_What to produce_
Which of the lines below include the word "arrow"? Pull each one out.

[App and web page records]
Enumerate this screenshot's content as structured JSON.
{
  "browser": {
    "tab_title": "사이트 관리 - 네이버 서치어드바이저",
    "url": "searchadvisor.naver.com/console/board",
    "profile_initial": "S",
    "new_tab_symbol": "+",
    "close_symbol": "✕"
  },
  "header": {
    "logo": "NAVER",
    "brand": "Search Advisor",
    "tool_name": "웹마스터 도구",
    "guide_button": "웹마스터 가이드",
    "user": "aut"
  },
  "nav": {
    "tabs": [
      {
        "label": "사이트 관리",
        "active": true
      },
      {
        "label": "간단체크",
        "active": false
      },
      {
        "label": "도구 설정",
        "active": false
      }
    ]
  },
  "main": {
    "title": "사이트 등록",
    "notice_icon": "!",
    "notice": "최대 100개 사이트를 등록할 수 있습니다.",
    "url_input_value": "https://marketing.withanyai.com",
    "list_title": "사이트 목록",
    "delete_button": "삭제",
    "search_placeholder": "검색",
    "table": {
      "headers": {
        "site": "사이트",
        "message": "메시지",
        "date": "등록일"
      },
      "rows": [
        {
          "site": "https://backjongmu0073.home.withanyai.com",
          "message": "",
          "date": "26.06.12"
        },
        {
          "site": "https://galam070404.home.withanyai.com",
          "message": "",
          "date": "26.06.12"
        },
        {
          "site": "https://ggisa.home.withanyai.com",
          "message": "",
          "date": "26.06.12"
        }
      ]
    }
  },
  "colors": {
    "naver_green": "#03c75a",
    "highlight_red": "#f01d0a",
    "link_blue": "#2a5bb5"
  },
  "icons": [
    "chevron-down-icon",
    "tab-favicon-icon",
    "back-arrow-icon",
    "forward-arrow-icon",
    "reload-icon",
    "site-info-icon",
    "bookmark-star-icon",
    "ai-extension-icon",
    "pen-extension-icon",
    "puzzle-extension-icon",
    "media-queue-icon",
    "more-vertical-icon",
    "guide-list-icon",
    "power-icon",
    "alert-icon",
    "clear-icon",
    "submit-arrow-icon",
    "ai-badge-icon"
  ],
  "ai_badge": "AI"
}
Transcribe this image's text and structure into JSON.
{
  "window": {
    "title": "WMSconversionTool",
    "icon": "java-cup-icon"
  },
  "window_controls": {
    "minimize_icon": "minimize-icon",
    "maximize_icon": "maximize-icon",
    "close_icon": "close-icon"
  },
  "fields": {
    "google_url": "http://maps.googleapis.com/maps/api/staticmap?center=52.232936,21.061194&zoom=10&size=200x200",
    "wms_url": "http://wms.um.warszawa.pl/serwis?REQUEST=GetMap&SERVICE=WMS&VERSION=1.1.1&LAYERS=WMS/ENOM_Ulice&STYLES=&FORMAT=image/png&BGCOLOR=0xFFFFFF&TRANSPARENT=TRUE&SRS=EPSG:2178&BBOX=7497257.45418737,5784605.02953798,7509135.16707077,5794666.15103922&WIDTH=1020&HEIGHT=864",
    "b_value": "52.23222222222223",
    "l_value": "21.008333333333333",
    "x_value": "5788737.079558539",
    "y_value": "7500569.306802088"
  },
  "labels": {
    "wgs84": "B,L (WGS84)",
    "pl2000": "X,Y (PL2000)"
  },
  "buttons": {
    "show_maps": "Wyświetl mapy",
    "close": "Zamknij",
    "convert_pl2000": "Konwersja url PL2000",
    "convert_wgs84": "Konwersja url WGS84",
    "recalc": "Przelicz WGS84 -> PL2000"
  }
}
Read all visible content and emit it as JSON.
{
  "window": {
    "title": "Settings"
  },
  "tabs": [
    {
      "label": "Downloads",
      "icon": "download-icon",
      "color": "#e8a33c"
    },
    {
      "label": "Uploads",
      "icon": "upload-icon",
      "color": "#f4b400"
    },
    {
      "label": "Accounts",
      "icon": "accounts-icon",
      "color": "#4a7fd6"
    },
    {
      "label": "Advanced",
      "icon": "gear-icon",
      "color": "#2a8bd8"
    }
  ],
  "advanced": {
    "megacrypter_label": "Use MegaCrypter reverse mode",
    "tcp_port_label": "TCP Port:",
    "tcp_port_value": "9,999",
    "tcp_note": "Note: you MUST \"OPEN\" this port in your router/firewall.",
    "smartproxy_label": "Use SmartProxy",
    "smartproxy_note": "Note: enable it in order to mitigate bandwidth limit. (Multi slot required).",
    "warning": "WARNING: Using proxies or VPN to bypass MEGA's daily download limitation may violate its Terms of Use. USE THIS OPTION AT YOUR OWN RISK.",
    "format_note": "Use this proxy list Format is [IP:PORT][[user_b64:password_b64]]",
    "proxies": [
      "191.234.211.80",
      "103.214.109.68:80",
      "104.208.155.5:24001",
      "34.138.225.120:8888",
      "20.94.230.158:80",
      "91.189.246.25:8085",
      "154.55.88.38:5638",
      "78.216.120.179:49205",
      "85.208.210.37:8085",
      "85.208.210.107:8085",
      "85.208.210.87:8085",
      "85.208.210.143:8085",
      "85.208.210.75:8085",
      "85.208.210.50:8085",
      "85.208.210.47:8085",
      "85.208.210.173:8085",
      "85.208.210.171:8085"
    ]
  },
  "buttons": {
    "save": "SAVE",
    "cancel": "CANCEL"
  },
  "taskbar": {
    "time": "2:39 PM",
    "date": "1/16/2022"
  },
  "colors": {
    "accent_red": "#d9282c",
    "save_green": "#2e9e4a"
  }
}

_Task response_
    "back-arrow-icon",
    "forward-arrow-icon",
    "submit-arrow-icon",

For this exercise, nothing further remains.